| Art in Review; Jules Feiffer
By ROBERTA SMITH
Published: August 4, 2006
If You Really Loved Me, You'd Find Me: The Strips, 1960-2000
Adam Baumgold Gallery
74 East 79th Street, Manhattan
Through next Friday
As a cartoonist, Mr. Feiffer might be described as Daumier mixed with substantial doses of Calder, Giacometti, Walt Disney, Philip Roth and Lenny Bruce. His were certainly not the first cartoons for grown-ups, but they may have been the first to chart the erratic inner life of emerging counterculture urban American adulthood in all its childish splendor, mood swings, narcissism, self-hate and alienation.

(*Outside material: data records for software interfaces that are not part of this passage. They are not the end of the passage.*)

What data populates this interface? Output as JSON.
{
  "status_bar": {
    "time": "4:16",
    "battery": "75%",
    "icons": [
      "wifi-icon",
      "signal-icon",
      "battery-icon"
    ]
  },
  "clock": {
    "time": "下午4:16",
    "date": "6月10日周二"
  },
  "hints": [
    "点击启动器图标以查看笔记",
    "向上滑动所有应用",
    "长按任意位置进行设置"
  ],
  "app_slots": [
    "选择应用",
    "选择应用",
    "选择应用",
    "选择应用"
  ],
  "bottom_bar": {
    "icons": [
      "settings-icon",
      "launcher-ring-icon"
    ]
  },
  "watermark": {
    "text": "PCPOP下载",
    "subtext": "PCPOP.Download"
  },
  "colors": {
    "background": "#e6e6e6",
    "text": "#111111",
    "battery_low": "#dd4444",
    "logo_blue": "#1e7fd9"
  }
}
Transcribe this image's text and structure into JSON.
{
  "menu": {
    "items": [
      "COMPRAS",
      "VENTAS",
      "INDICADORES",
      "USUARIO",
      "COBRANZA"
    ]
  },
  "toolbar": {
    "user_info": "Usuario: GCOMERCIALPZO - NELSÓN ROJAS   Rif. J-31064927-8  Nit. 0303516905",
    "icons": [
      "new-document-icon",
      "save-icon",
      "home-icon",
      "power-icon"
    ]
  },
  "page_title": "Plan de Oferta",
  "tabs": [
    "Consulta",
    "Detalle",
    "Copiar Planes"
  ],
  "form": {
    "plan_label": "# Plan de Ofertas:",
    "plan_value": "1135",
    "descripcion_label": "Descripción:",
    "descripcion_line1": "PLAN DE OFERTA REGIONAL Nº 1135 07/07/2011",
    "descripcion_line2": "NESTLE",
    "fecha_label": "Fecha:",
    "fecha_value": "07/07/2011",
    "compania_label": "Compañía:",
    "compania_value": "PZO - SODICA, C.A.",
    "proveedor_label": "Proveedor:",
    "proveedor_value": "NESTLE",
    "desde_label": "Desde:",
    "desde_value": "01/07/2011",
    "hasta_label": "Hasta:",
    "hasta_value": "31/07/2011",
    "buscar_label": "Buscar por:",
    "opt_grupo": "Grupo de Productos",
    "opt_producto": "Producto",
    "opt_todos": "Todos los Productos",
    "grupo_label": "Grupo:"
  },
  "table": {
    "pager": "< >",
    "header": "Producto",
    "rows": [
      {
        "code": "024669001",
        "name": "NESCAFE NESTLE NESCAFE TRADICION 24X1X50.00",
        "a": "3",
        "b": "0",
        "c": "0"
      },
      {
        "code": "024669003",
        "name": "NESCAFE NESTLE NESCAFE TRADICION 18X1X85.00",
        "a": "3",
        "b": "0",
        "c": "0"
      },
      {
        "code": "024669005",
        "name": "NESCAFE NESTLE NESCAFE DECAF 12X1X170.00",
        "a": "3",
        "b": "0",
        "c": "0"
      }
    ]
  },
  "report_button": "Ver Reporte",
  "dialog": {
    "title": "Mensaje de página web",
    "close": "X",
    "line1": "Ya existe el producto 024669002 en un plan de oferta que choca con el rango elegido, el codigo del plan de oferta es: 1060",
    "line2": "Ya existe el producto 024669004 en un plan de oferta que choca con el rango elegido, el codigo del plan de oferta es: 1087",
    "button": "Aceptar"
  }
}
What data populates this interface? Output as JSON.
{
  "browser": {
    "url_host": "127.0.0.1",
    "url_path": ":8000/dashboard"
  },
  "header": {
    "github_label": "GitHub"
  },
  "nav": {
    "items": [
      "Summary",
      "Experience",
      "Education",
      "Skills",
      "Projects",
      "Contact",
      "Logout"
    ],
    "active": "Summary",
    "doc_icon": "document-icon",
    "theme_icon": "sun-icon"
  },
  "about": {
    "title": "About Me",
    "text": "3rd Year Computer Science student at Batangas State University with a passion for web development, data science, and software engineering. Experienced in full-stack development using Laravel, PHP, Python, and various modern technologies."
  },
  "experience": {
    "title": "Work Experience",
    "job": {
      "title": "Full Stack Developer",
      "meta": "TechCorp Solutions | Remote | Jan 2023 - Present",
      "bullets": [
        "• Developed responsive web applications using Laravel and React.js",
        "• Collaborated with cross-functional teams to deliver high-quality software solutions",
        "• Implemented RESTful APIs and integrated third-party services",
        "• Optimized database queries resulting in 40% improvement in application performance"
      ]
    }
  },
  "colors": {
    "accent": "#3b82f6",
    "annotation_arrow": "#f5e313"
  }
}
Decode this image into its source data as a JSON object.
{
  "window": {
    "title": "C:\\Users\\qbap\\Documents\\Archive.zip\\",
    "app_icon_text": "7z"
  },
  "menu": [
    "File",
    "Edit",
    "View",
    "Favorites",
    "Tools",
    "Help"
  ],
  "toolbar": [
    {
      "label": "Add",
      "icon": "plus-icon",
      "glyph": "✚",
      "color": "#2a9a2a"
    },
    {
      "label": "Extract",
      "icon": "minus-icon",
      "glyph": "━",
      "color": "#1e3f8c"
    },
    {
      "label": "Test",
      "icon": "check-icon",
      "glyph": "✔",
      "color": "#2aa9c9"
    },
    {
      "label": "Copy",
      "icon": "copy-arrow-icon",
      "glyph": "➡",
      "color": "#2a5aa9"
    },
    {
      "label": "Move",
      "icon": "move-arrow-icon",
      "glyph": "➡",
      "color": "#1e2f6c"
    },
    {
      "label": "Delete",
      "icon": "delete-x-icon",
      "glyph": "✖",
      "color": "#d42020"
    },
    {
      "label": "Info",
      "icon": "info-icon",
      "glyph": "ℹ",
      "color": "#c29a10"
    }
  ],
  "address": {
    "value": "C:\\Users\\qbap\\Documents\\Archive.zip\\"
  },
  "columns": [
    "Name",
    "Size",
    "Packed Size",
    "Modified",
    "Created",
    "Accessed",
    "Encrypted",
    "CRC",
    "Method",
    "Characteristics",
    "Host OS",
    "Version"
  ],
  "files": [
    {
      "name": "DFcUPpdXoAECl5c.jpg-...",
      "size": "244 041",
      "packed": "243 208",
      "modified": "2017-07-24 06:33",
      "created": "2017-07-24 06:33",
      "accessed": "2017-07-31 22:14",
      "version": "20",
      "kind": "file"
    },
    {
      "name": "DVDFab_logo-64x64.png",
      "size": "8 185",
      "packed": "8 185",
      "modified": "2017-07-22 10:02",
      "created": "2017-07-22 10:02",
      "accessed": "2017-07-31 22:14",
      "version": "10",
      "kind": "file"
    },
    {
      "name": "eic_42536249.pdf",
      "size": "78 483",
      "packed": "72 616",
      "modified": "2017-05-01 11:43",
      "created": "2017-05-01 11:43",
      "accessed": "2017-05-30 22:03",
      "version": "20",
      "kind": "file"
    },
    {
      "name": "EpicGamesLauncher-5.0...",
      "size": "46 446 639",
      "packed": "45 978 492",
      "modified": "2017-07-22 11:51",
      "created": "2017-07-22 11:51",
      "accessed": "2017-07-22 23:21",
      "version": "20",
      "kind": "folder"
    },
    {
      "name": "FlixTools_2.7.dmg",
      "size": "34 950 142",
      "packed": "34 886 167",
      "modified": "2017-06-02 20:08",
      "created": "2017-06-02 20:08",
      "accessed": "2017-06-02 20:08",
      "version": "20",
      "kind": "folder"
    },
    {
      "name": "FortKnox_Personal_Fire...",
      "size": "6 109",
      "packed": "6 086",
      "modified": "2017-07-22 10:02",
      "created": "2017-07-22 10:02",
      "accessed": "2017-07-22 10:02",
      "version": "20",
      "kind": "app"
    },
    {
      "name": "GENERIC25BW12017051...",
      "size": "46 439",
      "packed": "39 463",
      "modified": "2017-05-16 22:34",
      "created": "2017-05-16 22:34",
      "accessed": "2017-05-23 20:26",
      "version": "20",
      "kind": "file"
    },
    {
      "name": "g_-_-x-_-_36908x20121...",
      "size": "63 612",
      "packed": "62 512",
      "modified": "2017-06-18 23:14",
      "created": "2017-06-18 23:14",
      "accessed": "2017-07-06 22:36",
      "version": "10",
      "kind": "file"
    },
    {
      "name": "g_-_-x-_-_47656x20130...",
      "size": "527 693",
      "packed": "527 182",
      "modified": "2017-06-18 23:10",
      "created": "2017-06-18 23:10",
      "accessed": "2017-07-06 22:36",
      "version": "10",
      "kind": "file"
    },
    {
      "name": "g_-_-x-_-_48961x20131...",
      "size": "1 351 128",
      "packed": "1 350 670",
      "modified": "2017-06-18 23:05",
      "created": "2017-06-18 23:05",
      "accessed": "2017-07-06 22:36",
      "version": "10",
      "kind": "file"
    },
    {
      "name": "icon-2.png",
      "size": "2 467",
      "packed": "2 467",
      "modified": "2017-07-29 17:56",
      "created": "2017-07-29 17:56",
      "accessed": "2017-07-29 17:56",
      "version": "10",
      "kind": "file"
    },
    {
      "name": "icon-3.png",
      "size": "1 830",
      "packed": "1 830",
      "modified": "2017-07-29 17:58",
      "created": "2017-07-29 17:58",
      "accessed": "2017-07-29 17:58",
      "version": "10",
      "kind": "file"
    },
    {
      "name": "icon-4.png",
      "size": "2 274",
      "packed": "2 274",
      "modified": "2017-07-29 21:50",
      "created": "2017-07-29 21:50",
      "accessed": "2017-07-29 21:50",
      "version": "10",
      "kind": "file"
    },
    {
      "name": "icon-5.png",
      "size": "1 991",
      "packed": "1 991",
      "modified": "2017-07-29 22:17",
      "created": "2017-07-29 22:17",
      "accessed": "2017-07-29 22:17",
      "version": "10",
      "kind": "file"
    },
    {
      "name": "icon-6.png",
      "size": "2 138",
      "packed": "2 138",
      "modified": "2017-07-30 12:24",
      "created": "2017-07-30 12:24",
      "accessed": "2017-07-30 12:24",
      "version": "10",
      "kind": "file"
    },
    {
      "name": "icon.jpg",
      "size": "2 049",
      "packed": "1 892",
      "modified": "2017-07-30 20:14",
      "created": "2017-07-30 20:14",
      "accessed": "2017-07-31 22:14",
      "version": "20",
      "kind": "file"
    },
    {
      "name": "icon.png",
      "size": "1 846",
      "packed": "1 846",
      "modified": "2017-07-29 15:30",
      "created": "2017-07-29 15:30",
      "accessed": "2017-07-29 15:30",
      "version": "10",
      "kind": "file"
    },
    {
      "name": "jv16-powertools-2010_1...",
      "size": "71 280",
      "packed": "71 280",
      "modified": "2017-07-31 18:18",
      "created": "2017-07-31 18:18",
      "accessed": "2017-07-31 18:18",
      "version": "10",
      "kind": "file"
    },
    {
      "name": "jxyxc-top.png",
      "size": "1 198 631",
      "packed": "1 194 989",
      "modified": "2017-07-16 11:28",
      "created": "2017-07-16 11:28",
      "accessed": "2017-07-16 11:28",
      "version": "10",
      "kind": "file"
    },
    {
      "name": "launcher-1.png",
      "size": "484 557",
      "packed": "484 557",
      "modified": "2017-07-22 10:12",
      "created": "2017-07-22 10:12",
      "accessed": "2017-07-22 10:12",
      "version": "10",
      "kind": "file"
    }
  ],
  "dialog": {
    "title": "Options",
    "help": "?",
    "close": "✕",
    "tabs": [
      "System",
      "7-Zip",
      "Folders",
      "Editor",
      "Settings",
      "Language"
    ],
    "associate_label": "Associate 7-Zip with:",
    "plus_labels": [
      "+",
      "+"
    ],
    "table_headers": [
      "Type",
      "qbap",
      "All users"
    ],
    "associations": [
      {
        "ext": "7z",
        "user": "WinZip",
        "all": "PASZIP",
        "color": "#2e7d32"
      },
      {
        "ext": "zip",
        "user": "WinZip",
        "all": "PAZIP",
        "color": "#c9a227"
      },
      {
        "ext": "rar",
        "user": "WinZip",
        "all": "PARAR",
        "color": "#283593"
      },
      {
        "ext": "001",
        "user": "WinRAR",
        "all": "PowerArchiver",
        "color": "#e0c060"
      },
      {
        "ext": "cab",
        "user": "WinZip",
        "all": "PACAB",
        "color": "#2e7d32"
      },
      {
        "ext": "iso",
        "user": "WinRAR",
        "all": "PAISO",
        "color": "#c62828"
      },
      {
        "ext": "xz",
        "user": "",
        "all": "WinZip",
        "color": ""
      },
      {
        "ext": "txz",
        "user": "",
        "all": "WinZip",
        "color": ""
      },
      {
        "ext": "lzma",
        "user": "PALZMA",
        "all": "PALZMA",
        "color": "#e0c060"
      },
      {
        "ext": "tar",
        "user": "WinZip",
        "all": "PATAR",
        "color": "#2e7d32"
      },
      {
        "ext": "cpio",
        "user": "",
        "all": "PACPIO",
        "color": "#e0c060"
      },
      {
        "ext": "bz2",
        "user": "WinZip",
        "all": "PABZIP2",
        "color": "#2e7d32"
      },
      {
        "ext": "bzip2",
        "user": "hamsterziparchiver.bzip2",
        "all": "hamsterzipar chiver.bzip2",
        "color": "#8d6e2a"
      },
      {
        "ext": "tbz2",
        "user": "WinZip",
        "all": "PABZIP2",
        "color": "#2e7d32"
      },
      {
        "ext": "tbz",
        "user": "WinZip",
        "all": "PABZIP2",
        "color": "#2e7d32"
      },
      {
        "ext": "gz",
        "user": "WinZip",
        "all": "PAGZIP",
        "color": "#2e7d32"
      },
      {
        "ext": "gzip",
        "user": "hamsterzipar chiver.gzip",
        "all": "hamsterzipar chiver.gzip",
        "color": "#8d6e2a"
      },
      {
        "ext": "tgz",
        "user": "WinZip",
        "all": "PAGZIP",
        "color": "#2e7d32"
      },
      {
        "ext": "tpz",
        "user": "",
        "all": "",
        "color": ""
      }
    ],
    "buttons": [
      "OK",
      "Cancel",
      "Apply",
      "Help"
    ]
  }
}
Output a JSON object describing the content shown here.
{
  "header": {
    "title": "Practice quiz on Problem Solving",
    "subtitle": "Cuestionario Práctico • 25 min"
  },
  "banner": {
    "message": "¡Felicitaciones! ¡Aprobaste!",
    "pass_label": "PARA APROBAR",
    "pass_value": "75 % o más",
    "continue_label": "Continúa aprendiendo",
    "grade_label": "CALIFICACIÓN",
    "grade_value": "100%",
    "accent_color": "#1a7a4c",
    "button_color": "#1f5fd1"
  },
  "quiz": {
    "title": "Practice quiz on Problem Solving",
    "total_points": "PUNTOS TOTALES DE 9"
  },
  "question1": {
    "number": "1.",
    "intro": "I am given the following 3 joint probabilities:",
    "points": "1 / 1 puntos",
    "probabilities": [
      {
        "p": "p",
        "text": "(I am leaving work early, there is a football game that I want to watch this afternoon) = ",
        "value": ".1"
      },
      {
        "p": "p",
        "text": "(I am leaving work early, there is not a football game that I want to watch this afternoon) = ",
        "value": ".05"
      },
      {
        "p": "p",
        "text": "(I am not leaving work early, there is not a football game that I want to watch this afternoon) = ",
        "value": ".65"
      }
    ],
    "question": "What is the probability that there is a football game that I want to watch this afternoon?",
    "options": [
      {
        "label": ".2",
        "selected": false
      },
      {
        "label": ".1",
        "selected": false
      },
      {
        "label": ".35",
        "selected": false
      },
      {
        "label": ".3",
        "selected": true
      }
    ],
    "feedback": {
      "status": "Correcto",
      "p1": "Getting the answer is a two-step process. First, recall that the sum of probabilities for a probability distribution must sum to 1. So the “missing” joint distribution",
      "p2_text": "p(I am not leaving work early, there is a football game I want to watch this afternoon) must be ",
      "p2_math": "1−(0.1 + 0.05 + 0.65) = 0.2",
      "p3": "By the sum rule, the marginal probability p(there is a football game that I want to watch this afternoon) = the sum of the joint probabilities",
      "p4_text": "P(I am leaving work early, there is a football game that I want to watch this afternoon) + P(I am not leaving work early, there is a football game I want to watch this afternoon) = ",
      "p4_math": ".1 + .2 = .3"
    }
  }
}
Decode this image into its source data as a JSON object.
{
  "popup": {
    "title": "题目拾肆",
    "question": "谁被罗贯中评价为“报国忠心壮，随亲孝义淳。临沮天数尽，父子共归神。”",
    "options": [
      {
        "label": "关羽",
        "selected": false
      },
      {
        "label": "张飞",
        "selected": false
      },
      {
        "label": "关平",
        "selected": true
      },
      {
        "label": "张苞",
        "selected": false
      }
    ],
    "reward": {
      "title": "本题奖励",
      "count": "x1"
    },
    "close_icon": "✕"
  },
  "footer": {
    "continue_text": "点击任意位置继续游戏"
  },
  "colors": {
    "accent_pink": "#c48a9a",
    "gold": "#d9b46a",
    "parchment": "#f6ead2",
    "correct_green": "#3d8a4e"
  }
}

It is startling to learn that the small but thorough and very funny 48-drawing sampling of his work at the Adam Baumgold Gallery is his first gallery show in New York. It focuses on his strips: mostly those done in ink for the Voice, but including a few in ink and watercolor that appeared in Playboy in the mid-80's and Fortune as recently as 2005.
One Feiffer specialty is the interior monologue spoken by all kinds of types: shopaholics, wary parents, desperate children, self-aggrandizing businessmen and, most notably, the angst-ridden urban male. Occasionally real people do the talking, notably sitting presidents and especially Richard Nixon during his Watergate flame-out. Nixon's machinations take up most of one wall here, and alternately seem dated (and almost innocent) and painfully pertinent. They culminate in ''Would You Buy a Used Country From This Man?,'' a 6-by-4-inch drawing in ink and soil-colored pastel done for a Voice cover. While small, it centers on an image of Nixon's rubbery face that is, relative to the strips, quite large, and displays his linear repertory to good effect.
Mr. Feiffer's genius for line encompasses the skills of the psychologist, linguist, fashion illustrator, social critic, political commentator, choreographer and dramaturge. His Minimalism, radical for its time, is ideal for showcasing this genius. Props and settings, other than the White House and an occasional bed, armchair or restaurant table, are rare. (One exception is the bit of Earth Art in ''I'm Going to Find a Chasm of My Own to Work With.'')
He long ago banished speech balloons -- he must have found them confining and too cute, anyway -- increasing the sense of the page as a vast and lonely place. In his dialogues he often reduces his protagonists to nothing but a few rapid, nearly symmetrical zigzags and curves, their jutting profiles in a face-off. Usually these belong to a man and a woman engaged in tight-lipped exchanges of accusations, as in ''Can I Go Now?''; sometimes the dialogue is compressed to nearly poetic alliterations, as in ''You Devour Me.''
Mr. Feiffer's line can be lax, shambling, frazzled, wiry, electric or, suddenly, taut as an arrow. It is a highly entertaining thing in itself and, if not exactly realistic, then supremely truthful in conveying human emotions as they rippled across the faces and through the minds and bodies of his characters.
In ''Bad Dog!'' from 1980, the object of a young child's accusation turns out not to be an offstage parent but a large, placid hound that doesn't appear until the last scene. The changes in the child's hands and chin convey the force of her mounting outrage and her final reprimand of the object of her projections. The images are collaged onto the paper in this work, probably culled from a series of attempts, none of which quite satisfied the artist.
Over all, it is great to be able to see the original drawings and to understand better the perfectionism that produced such perfection. ROBERTA SMITH